---- DATASET CONTENT
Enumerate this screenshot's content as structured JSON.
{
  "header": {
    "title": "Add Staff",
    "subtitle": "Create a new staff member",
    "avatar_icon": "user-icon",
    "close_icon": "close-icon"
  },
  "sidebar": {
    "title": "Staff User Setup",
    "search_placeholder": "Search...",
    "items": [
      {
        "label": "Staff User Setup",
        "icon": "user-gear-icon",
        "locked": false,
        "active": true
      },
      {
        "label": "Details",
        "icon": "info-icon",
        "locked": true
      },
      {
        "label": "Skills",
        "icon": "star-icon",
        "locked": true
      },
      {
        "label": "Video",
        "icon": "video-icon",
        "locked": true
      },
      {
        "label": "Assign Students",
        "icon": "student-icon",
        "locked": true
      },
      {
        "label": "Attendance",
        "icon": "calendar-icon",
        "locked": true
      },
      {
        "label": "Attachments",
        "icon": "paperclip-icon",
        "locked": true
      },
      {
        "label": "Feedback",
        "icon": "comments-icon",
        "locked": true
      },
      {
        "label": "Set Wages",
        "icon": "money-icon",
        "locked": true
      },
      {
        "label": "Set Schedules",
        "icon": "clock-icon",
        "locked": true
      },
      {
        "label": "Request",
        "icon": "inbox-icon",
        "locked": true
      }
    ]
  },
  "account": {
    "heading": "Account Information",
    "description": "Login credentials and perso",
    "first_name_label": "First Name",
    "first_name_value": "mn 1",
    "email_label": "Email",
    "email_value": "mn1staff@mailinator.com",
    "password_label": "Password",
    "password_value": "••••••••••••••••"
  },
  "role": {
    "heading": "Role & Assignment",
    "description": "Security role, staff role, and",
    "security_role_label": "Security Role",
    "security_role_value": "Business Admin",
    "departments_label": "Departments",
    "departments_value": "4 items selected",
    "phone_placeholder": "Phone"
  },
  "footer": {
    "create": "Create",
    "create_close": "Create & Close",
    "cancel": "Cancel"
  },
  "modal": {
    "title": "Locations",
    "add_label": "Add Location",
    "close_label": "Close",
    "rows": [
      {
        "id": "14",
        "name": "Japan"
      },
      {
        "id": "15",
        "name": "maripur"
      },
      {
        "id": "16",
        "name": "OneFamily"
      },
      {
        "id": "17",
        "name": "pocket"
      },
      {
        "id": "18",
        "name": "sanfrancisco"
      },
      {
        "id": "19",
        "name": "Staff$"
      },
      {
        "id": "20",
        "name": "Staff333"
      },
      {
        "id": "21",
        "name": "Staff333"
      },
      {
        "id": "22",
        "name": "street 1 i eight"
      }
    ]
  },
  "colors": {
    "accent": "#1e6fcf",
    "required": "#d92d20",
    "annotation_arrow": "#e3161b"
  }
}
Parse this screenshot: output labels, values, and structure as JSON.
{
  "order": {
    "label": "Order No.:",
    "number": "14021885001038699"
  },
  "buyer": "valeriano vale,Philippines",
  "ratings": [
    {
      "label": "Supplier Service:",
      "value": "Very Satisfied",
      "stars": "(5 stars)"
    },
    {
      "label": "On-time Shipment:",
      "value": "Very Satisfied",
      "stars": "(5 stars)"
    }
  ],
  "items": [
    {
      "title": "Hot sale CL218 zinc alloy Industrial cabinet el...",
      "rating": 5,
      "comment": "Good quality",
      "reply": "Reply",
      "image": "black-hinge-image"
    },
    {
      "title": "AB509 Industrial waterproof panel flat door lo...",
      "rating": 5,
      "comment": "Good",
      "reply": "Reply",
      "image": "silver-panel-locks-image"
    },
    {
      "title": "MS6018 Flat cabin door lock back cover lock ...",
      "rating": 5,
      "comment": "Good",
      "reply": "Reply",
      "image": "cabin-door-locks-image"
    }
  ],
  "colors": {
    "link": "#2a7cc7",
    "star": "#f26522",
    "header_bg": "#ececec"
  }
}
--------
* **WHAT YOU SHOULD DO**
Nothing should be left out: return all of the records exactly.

* **RESULT**
Enumerate this screenshot's content as structured JSON.
{
  "header": {
    "title": "Add Staff",
    "subtitle": "Create a new staff member",
    "avatar_icon": "user-icon",
    "close_icon": "close-icon"
  },
  "sidebar": {
    "title": "Staff User Setup",
    "search_placeholder": "Search...",
    "items": [
      {
        "label": "Staff User Setup",
        "icon": "user-gear-icon",
        "locked": false,
        "active": true
      },
      {
        "label": "Details",
        "icon": "info-icon",
        "locked": true
      },
      {
        "label": "Skills",
        "icon": "star-icon",
        "locked": true
      },
      {
        "label": "Video",
        "icon": "video-icon",
        "locked": true
      },
      {
        "label": "Assign Students",
        "icon": "student-icon",
        "locked": true
      },
      {
        "label": "Attendance",
        "icon": "calendar-icon",
        "locked": true
      },
      {
        "label": "Attachments",
        "icon": "paperclip-icon",
        "locked": true
      },
      {
        "label": "Feedback",
        "icon": "comments-icon",
        "locked": true
      },
      {
        "label": "Set Wages",
        "icon": "money-icon",
        "locked": true
      },
      {
        "label": "Set Schedules",
        "icon": "clock-icon",
        "locked": true
      },
      {
        "label": "Request",
        "icon": "inbox-icon",
        "locked": true
      }
    ]
  },
  "account": {
    "heading": "Account Information",
    "description": "Login credentials and perso",
    "first_name_label": "First Name",
    "first_name_value": "mn 1",
    "email_label": "Email",
    "email_value": "mn1staff@mailinator.com",
    "password_label": "Password",
    "password_value": "••••••••••••••••"
  },
  "role": {
    "heading": "Role & Assignment",
    "description": "Security role, staff role, and",
    "security_role_label": "Security Role",
    "security_role_value": "Business Admin",
    "departments_label": "Departments",
    "departments_value": "4 items selected",
    "phone_placeholder": "Phone"
  },
  "footer": {
    "create": "Create",
    "create_close": "Create & Close",
    "cancel": "Cancel"
  },
  "modal": {
    "title": "Locations",
    "add_label": "Add Location",
    "close_label": "Close",
    "rows": [
      {
        "id": "14",
        "name": "Japan"
      },
      {
        "id": "15",
        "name": "maripur"
      },
      {
        "id": "16",
        "name": "OneFamily"
      },
      {
        "id": "17",
        "name": "pocket"
      },
      {
        "id": "18",
        "name": "sanfrancisco"
      },
      {
        "id": "19",
        "name": "Staff$"
      },
      {
        "id": "20",
        "name": "Staff333"
      },
      {
        "id": "21",
        "name": "Staff333"
      },
      {
        "id": "22",
        "name": "street 1 i eight"
      }
    ]
  },
  "colors": {
    "accent": "#1e6fcf",
    "required": "#d92d20",
    "annotation_arrow": "#e3161b"
  }
}
Parse this screenshot: output labels, values, and structure as JSON.
{
  "order": {
    "label": "Order No.:",
    "number": "14021885001038699"
  },
  "buyer": "valeriano vale,Philippines",
  "ratings": [
    {
      "label": "Supplier Service:",
      "value": "Very Satisfied",
      "stars": "(5 stars)"
    },
    {
      "label": "On-time Shipment:",
      "value": "Very Satisfied",
      "stars": "(5 stars)"
    }
  ],
  "items": [
    {
      "title": "Hot sale CL218 zinc alloy Industrial cabinet el...",
      "rating": 5,
      "comment": "Good quality",
      "reply": "Reply",
      "image": "black-hinge-image"
    },
    {
      "title": "AB509 Industrial waterproof panel flat door lo...",
      "rating": 5,
      "comment": "Good",
      "reply": "Reply",
      "image": "silver-panel-locks-image"
    },
    {
      "title": "MS6018 Flat cabin door lock back cover lock ...",
      "rating": 5,
      "comment": "Good",
      "reply": "Reply",
      "image": "cabin-door-locks-image"
    }
  ],
  "colors": {
    "link": "#2a7cc7",
    "star": "#f26522",
    "header_bg": "#ececec"
  }
}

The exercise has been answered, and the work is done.